_Interface dataset entries_
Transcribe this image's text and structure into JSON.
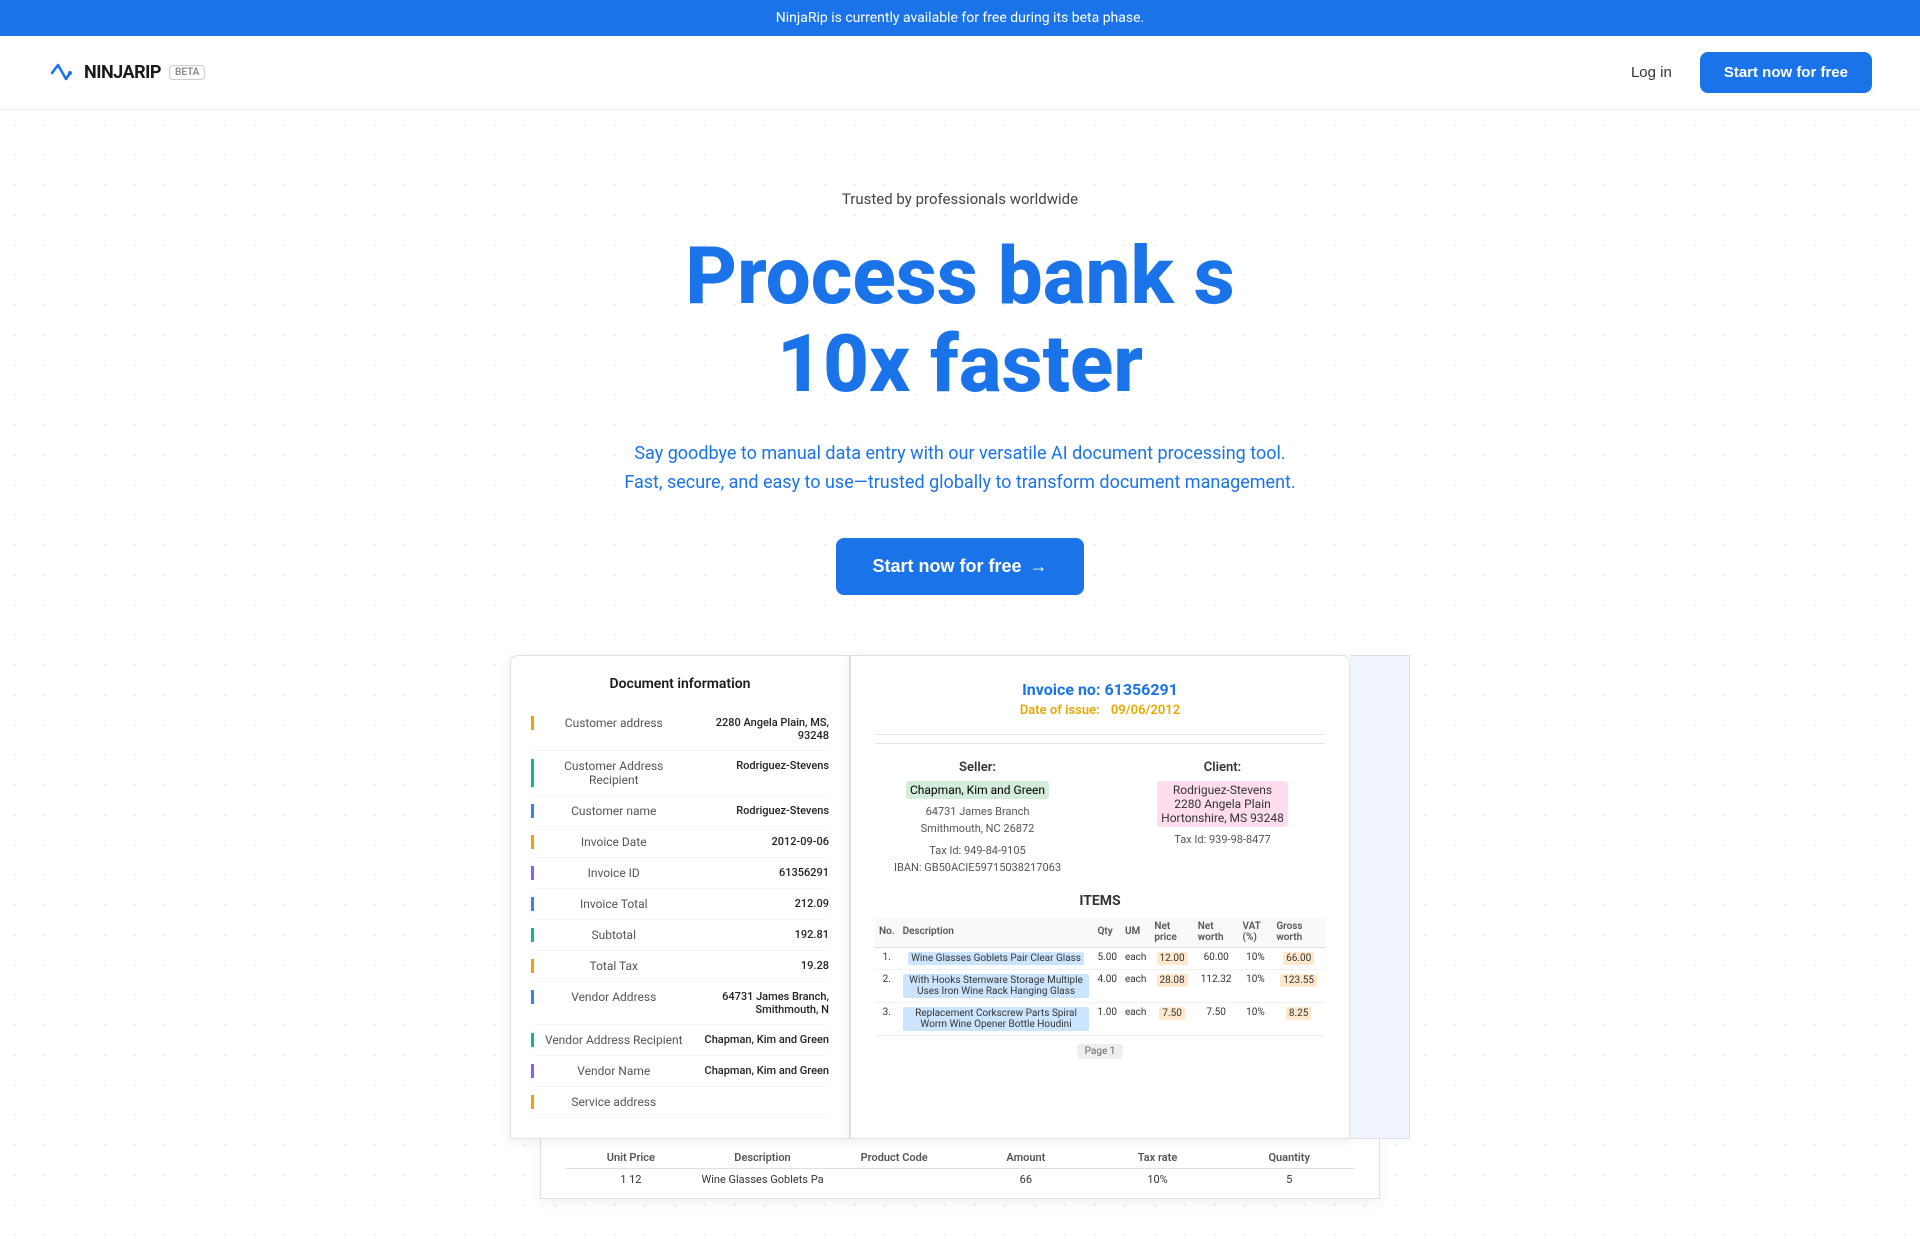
{
  "banner": {
    "text": "NinjaRip is currently available for free during its beta phase."
  },
  "nav": {
    "logo_text": "NINJARIP",
    "beta_label": "BETA",
    "login_label": "Log in",
    "start_btn_label": "Start now for free"
  },
  "hero": {
    "trusted_label": "Trusted by professionals worldwide",
    "title_line1": "Process bank s",
    "title_line2": "10x faster",
    "subtitle_line1": "Say goodbye to manual data entry with our versatile AI document processing tool.",
    "subtitle_line2": "Fast, secure, and easy to use—trusted globally to transform document management.",
    "cta_label": "Start now for free",
    "cta_arrow": "→"
  },
  "doc_preview": {
    "left": {
      "section_title": "Document information",
      "rows": [
        {
          "label": "Customer address",
          "value": "2280 Angela Plain, MS, 93248",
          "color": "#f59e0b"
        },
        {
          "label": "Customer Address Recipient",
          "value": "Rodriguez-Stevens",
          "color": "#10b981"
        },
        {
          "label": "Customer name",
          "value": "Rodriguez-Stevens",
          "color": "#3b82f6"
        },
        {
          "label": "Invoice Date",
          "value": "2012-09-06",
          "color": "#f59e0b"
        },
        {
          "label": "Invoice ID",
          "value": "61356291",
          "color": "#8b5cf6"
        },
        {
          "label": "Invoice Total",
          "value": "212.09",
          "color": "#3b82f6"
        },
        {
          "label": "Subtotal",
          "value": "192.81",
          "color": "#10b981"
        },
        {
          "label": "Total Tax",
          "value": "19.28",
          "color": "#f59e0b"
        },
        {
          "label": "Vendor Address",
          "value": "64731 James Branch, Smithmouth, N",
          "color": "#3b82f6"
        },
        {
          "label": "Vendor Address Recipient",
          "value": "Chapman, Kim and Green",
          "color": "#10b981"
        },
        {
          "label": "Vendor Name",
          "value": "Chapman, Kim and Green",
          "color": "#8b5cf6"
        },
        {
          "label": "Service address",
          "value": "",
          "color": "#f59e0b"
        }
      ]
    },
    "right": {
      "invoice_label": "Invoice no:",
      "invoice_number": "61356291",
      "date_label": "Date of issue:",
      "date_value": "09/06/2012",
      "seller_label": "Seller:",
      "seller_name": "Chapman, Kim and Green",
      "seller_address1": "64731 James Branch",
      "seller_city": "Smithmouth, NC 26872",
      "seller_tax": "Tax Id: 949-84-9105",
      "seller_iban": "IBAN: GB50ACIE59715038217063",
      "client_label": "Client:",
      "client_name": "Rodriguez-Stevens",
      "client_address1": "2280 Angela Plain",
      "client_city": "Hortonshire, MS 93248",
      "client_tax": "Tax Id: 939-98-8477",
      "items_label": "ITEMS",
      "items_headers": [
        "No.",
        "Description",
        "Qty",
        "UM",
        "Net price",
        "Net worth",
        "VAT (%)",
        "Gross worth"
      ],
      "items_rows": [
        {
          "no": "1.",
          "desc": "Wine Glasses Goblets Pair Clear Glass",
          "qty": "5.00",
          "um": "each",
          "net_price": "12.00",
          "net_worth": "60.00",
          "vat": "10%",
          "gross": "66.00"
        },
        {
          "no": "2.",
          "desc": "With Hooks Stemware Storage Multiple Uses Iron Wine Rack Hanging Glass",
          "qty": "4.00",
          "um": "each",
          "net_price": "28.08",
          "net_worth": "112.32",
          "vat": "10%",
          "gross": "123.55"
        },
        {
          "no": "3.",
          "desc": "Replacement Corkscrew Parts Spiral Worm Wine Opener Bottle Houdini",
          "qty": "1.00",
          "um": "each",
          "net_price": "7.50",
          "net_worth": "7.50",
          "vat": "10%",
          "gross": "8.25"
        }
      ],
      "page_label": "Page 1"
    },
    "bottom": {
      "headers": [
        "Unit Price",
        "Description",
        "Product Code",
        "Amount",
        "Tax rate",
        "Quantity"
      ],
      "row": [
        "12",
        "Wine Glasses Goblets Pa",
        "",
        "66",
        "10%",
        "5"
      ]
    }
  }
}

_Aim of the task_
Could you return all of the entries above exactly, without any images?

_Exercise output_
Transcribe this image's text and structure into JSON.
{
  "banner": {
    "text": "NinjaRip is currently available for free during its beta phase."
  },
  "nav": {
    "logo_text": "NINJARIP",
    "beta_label": "BETA",
    "login_label": "Log in",
    "start_btn_label": "Start now for free"
  },
  "hero": {
    "trusted_label": "Trusted by professionals worldwide",
    "title_line1": "Process bank s",
    "title_line2": "10x faster",
    "subtitle_line1": "Say goodbye to manual data entry with our versatile AI document processing tool.",
    "subtitle_line2": "Fast, secure, and easy to use—trusted globally to transform document management.",
    "cta_label": "Start now for free",
    "cta_arrow": "→"
  },
  "doc_preview": {
    "left": {
      "section_title": "Document information",
      "rows": [
        {
          "label": "Customer address",
          "value": "2280 Angela Plain, MS, 93248",
          "color": "#f59e0b"
        },
        {
          "label": "Customer Address Recipient",
          "value": "Rodriguez-Stevens",
          "color": "#10b981"
        },
        {
          "label": "Customer name",
          "value": "Rodriguez-Stevens",
          "color": "#3b82f6"
        },
        {
          "label": "Invoice Date",
          "value": "2012-09-06",
          "color": "#f59e0b"
        },
        {
          "label": "Invoice ID",
          "value": "61356291",
          "color": "#8b5cf6"
        },
        {
          "label": "Invoice Total",
          "value": "212.09",
          "color": "#3b82f6"
        },
        {
          "label": "Subtotal",
          "value": "192.81",
          "color": "#10b981"
        },
        {
          "label": "Total Tax",
          "value": "19.28",
          "color": "#f59e0b"
        },
        {
          "label": "Vendor Address",
          "value": "64731 James Branch, Smithmouth, N",
          "color": "#3b82f6"
        },
        {
          "label": "Vendor Address Recipient",
          "value": "Chapman, Kim and Green",
          "color": "#10b981"
        },
        {
          "label": "Vendor Name",
          "value": "Chapman, Kim and Green",
          "color": "#8b5cf6"
        },
        {
          "label": "Service address",
          "value": "",
          "color": "#f59e0b"
        }
      ]
    },
    "right": {
      "invoice_label": "Invoice no:",
      "invoice_number": "61356291",
      "date_label": "Date of issue:",
      "date_value": "09/06/2012",
      "seller_label": "Seller:",
      "seller_name": "Chapman, Kim and Green",
      "seller_address1": "64731 James Branch",
      "seller_city": "Smithmouth, NC 26872",
      "seller_tax": "Tax Id: 949-84-9105",
      "seller_iban": "IBAN: GB50ACIE59715038217063",
      "client_label": "Client:",
      "client_name": "Rodriguez-Stevens",
      "client_address1": "2280 Angela Plain",
      "client_city": "Hortonshire, MS 93248",
      "client_tax": "Tax Id: 939-98-8477",
      "items_label": "ITEMS",
      "items_headers": [
        "No.",
        "Description",
        "Qty",
        "UM",
        "Net price",
        "Net worth",
        "VAT (%)",
        "Gross worth"
      ],
      "items_rows": [
        {
          "no": "1.",
          "desc": "Wine Glasses Goblets Pair Clear Glass",
          "qty": "5.00",
          "um": "each",
          "net_price": "12.00",
          "net_worth": "60.00",
          "vat": "10%",
          "gross": "66.00"
        },
        {
          "no": "2.",
          "desc": "With Hooks Stemware Storage Multiple Uses Iron Wine Rack Hanging Glass",
          "qty": "4.00",
          "um": "each",
          "net_price": "28.08",
          "net_worth": "112.32",
          "vat": "10%",
          "gross": "123.55"
        },
        {
          "no": "3.",
          "desc": "Replacement Corkscrew Parts Spiral Worm Wine Opener Bottle Houdini",
          "qty": "1.00",
          "um": "each",
          "net_price": "7.50",
          "net_worth": "7.50",
          "vat": "10%",
          "gross": "8.25"
        }
      ],
      "page_label": "Page 1"
    },
    "bottom": {
      "headers": [
        "Unit Price",
        "Description",
        "Product Code",
        "Amount",
        "Tax rate",
        "Quantity"
      ],
      "row": [
        "12",
        "Wine Glasses Goblets Pa",
        "",
        "66",
        "10%",
        "5"
      ]
    }
  }
}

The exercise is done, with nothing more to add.